A spokesperson for the Free Church of Scotland said that Ms Forbes was a “skilful, hard-working and competent MSP” and that her consistency about her beliefs “makes for an honest politician”.

They said: “The issues raised by Kate Forbes’ intention to run as SNP leader have displayed a level of intolerance that we believe is uncharacteristic of the wider ordinary Scottish population.

“It is lamentable that Kate’s honest adherence to simple traditional values would, for some, disqualify her from contributing to the public good of Scotland.

“The Free Church of Scotland is concerned at the level of anti-Christian intolerance which has been displayed on social media, and by some political and media commentators.

“Kate Forbes is standing on the basis of her policies – the fact that she is being criticised for her Christian convictions shows a level of bigotry that has no place in a pluralistic and diverse society.”

Ms Forbes’ religious views had been widely known before she announced her run to become the next First Minister.

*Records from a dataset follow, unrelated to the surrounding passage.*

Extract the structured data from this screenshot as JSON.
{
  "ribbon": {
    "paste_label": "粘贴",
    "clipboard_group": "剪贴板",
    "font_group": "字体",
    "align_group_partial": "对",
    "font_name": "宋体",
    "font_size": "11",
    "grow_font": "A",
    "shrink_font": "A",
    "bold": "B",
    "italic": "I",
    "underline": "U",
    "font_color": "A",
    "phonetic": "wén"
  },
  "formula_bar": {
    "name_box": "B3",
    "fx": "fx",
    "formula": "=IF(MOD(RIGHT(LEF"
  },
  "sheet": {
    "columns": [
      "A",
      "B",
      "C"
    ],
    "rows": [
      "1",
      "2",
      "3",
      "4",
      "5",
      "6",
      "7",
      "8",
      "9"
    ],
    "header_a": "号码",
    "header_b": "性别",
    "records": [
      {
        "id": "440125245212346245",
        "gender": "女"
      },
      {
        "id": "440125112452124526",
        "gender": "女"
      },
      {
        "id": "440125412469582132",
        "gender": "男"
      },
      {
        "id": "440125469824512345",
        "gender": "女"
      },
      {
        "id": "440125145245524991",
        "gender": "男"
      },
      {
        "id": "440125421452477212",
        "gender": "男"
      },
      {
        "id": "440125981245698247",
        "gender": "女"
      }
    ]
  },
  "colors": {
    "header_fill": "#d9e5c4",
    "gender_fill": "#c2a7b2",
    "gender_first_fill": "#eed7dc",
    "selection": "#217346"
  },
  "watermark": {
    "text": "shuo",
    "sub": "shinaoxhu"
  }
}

However, a series of supporters who had endorsed her campaign pulled their backing after she said she would not support gay marriage.

John Swinney, the deputy First Minister, said on Wednesday that he was a man of “deep Christian faith” but “profoundly disagreed” with the views expressed by Ms Forbes.

“It’s got nothing to do with faith,” he said. “There are plenty of churches – the Church of Scotland undertakes same-sex marriage, and I warmly congratulate and complement the Church of Scotland on getting carefully to that position over some years.

“Kate is perfectly entitled to express her views, but party members are equally entitled to decide if someone who holds those views will be an appropriate person to be SNP leader and First Minister.”

The Church of Scotland, Scotland’s national church which is far more moderate than the Free Church of Scotland, said that as “fellow Christians” they supported Ms Forbes’ “right to hold her beliefs”.

A Church spokesman added: “We deplore comments which suggest that holding views because of religion, faith or belief would impair her suitability as a candidate for First Minister.

“Scotland is a diverse, pluralistic society that includes people of many faiths and beliefs and it is right that we seek to treat one another with fairness and respect, especially when we hold a different opinion.

“There is a longstanding tradition of politicians being able to exercise their own conscience on moral issues, where they are given ‘free votes’ rather than have to follow a party line.

“We urge those involved in choosing a potential leader to examine what positive qualities they can contribute, such as a commitment to public service, a willingness to work for the benefit of the country as a whole, and those personal qualities of honesty and integrity which we all expect from those in high office.”